Once you get to the end you are shown what they call an option to “Publish on Kindle.” However, all this page does is allow you to download your file and your cover file as formats that you can later use when you go to Amazon to publish for kindle. It doesn’t actually do anything for you except give you a few more files to keep organized. So I would basically ignore this option. Check out my post on publishing an ebook for a walk through of publishing for kindle.
Making Your Book Available for Purchase
Once your book has been accepted, the last step that you have to do is approve your proof. That’s it, once you do that, it is available for anyone to buy from the CreateSpace store, and within a few days it is on Amazon.
And that’s how to publish a paperback for free.
Some Things to Note
- Author Website
- Cover Design.
Should you pay for an ISBN or use a free one? I am somewhat divided on the answer to that. Using a free ISBN is easy, it’s free and it seems to be accepted most anywhere. Some of my research I came across said that some of the local bookstores will not accept a CreateSpace ISBN, but my local bookstore only said that she would not purchase form CreateSpace or Amazon. Her reasoning was that Amazon is killing local bookstores and artists. She had no problem buying the book from me, however, even though I purchased it from CreateSpace and CreateSpace and Amazon make it about the easiest thing in the world for an author to publish a book…

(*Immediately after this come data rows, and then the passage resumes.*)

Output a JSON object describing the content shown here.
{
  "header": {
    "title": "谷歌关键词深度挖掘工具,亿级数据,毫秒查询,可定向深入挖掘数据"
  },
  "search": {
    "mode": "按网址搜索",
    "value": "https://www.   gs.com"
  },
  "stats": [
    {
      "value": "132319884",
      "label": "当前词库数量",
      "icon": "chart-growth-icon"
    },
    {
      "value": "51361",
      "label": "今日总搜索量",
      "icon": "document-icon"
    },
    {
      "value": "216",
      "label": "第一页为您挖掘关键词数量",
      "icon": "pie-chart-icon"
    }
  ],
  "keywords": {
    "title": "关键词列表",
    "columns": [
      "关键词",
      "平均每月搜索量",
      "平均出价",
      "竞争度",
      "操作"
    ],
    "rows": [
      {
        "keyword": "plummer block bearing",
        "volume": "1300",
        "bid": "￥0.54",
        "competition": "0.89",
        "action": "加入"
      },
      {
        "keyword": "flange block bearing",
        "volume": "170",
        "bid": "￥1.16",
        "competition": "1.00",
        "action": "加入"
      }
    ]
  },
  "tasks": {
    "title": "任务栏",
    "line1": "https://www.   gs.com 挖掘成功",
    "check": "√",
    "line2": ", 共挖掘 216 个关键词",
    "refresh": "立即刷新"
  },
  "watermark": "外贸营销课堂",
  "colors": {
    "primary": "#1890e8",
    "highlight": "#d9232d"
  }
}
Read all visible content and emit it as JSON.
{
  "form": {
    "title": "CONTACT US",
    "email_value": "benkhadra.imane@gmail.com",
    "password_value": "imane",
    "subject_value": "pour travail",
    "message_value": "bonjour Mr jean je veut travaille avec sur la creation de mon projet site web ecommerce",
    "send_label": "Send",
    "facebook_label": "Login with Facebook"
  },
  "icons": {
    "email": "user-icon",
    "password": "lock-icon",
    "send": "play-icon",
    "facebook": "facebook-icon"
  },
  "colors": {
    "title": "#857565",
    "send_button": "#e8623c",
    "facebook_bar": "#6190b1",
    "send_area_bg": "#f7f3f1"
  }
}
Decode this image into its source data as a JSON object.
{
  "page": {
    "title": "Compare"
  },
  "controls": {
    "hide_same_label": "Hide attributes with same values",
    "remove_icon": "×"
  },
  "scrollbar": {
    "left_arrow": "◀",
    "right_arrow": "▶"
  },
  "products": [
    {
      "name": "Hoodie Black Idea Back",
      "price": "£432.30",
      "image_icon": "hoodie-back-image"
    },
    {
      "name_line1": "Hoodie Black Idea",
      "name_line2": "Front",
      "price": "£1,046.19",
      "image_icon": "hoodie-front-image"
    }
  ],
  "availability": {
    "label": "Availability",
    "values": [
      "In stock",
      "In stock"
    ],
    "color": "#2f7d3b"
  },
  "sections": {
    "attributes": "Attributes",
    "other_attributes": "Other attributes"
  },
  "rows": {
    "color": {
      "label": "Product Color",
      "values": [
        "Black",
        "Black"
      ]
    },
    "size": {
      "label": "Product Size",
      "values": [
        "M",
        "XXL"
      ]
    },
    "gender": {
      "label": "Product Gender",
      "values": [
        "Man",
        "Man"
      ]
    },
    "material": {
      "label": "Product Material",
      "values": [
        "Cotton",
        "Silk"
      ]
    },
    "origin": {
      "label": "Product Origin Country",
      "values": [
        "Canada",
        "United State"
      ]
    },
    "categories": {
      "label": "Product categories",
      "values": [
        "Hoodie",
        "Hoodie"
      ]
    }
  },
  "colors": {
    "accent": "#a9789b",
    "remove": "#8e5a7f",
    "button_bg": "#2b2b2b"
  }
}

But anyway, I can see that the big chain bookstores would have a problem with the free ISBNs. So if you have dreams of seeing your book in a chain bookstore, (of course, what author wouldn’t?! So what I should say is if you think it might be realistic someday…) then I would suggest purchasing an ISBN for your book.
Where to Get an ISBN
But don’t buy it from the site that you are publishing on – ie don’t pay the 100 to buy it from CreateSpace. Because that’s basically the same thing as using a free one. You still technically do not own it.
So what you want to do is go directly to the source and buy your own. You want to buy your ISBN’s from Bowker. This way you are buying directly from the source, no third parties, and you are able to retain complete control of how your book is presented. You do have to do a little work for this, but their website walks you through everything.
So from Bowker, one ISBN actually costs $125. But your best bet, if you intend to publish more than one book, is to buy 10 of them for $295. That’s what I did. And then I ended up using one for the ebook version too, even though you don’t have to. But if you do want to assign an ISBN to your ebook, it has to be one completely different from the one you assign to your printed book. Also if you decide to publish a hardcover version, it must have it’s own unique ISBN.